Instructions to follow:
Each record below has to be printed verbatim.
+-------+
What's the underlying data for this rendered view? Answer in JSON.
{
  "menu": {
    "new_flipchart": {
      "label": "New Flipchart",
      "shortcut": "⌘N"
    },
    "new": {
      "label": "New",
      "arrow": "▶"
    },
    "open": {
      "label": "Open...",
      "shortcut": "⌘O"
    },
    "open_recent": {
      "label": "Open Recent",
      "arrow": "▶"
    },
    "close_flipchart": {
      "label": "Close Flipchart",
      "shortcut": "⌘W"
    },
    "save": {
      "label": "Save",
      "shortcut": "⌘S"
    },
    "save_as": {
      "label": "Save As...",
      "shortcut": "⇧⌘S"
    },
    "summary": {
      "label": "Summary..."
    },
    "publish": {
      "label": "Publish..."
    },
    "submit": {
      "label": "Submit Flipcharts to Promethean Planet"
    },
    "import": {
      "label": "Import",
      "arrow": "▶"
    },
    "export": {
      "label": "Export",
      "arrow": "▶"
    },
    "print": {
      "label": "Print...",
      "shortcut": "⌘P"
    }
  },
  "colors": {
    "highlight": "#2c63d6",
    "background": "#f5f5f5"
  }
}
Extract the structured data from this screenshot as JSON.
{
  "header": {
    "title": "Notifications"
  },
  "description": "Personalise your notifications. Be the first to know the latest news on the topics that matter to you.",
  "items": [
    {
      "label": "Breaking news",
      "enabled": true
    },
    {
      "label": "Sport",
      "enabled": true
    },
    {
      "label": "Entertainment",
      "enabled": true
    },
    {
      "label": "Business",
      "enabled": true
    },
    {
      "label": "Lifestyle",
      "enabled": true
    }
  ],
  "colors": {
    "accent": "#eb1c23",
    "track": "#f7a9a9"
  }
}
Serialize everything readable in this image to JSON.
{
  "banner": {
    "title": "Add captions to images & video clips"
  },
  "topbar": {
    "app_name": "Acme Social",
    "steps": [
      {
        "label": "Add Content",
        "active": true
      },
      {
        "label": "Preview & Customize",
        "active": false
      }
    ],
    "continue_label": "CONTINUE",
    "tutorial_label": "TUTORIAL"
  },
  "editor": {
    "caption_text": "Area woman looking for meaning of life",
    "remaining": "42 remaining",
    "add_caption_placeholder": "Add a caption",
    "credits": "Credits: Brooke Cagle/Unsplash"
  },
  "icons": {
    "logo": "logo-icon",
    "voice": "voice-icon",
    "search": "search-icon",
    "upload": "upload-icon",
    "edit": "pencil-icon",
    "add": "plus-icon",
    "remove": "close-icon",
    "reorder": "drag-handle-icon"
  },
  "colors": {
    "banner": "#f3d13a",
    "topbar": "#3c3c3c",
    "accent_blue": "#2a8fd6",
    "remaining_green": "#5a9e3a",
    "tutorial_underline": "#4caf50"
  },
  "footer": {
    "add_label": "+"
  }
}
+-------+
Output for this task:
What's the underlying data for this rendered view? Answer in JSON.
{
  "menu": {
    "new_flipchart": {
      "label": "New Flipchart",
      "shortcut": "⌘N"
    },
    "new": {
      "label": "New",
      "arrow": "▶"
    },
    "open": {
      "label": "Open...",
      "shortcut": "⌘O"
    },
    "open_recent": {
      "label": "Open Recent",
      "arrow": "▶"
    },
    "close_flipchart": {
      "label": "Close Flipchart",
      "shortcut": "⌘W"
    },
    "save": {
      "label": "Save",
      "shortcut": "⌘S"
    },
    "save_as": {
      "label": "Save As...",
      "shortcut": "⇧⌘S"
    },
    "summary": {
      "label": "Summary..."
    },
    "publish": {
      "label": "Publish..."
    },
    "submit": {
      "label": "Submit Flipcharts to Promethean Planet"
    },
    "import": {
      "label": "Import",
      "arrow": "▶"
    },
    "export": {
      "label": "Export",
      "arrow": "▶"
    },
    "print": {
      "label": "Print...",
      "shortcut": "⌘P"
    }
  },
  "colors": {
    "highlight": "#2c63d6",
    "background": "#f5f5f5"
  }
}
Extract the structured data from this screenshot as JSON.
{
  "header": {
    "title": "Notifications"
  },
  "description": "Personalise your notifications. Be the first to know the latest news on the topics that matter to you.",
  "items": [
    {
      "label": "Breaking news",
      "enabled": true
    },
    {
      "label": "Sport",
      "enabled": true
    },
    {
      "label": "Entertainment",
      "enabled": true
    },
    {
      "label": "Business",
      "enabled": true
    },
    {
      "label": "Lifestyle",
      "enabled": true
    }
  ],
  "colors": {
    "accent": "#eb1c23",
    "track": "#f7a9a9"
  }
}
Serialize everything readable in this image to JSON.
{
  "banner": {
    "title": "Add captions to images & video clips"
  },
  "topbar": {
    "app_name": "Acme Social",
    "steps": [
      {
        "label": "Add Content",
        "active": true
      },
      {
        "label": "Preview & Customize",
        "active": false
      }
    ],
    "continue_label": "CONTINUE",
    "tutorial_label": "TUTORIAL"
  },
  "editor": {
    "caption_text": "Area woman looking for meaning of life",
    "remaining": "42 remaining",
    "add_caption_placeholder": "Add a caption",
    "credits": "Credits: Brooke Cagle/Unsplash"
  },
  "icons": {
    "logo": "logo-icon",
    "voice": "voice-icon",
    "search": "search-icon",
    "upload": "upload-icon",
    "edit": "pencil-icon",
    "add": "plus-icon",
    "remove": "close-icon",
    "reorder": "drag-handle-icon"
  },
  "colors": {
    "banner": "#f3d13a",
    "topbar": "#3c3c3c",
    "accent_blue": "#2a8fd6",
    "remaining_green": "#5a9e3a",
    "tutorial_underline": "#4caf50"
  },
  "footer": {
    "add_label": "+"
  }
}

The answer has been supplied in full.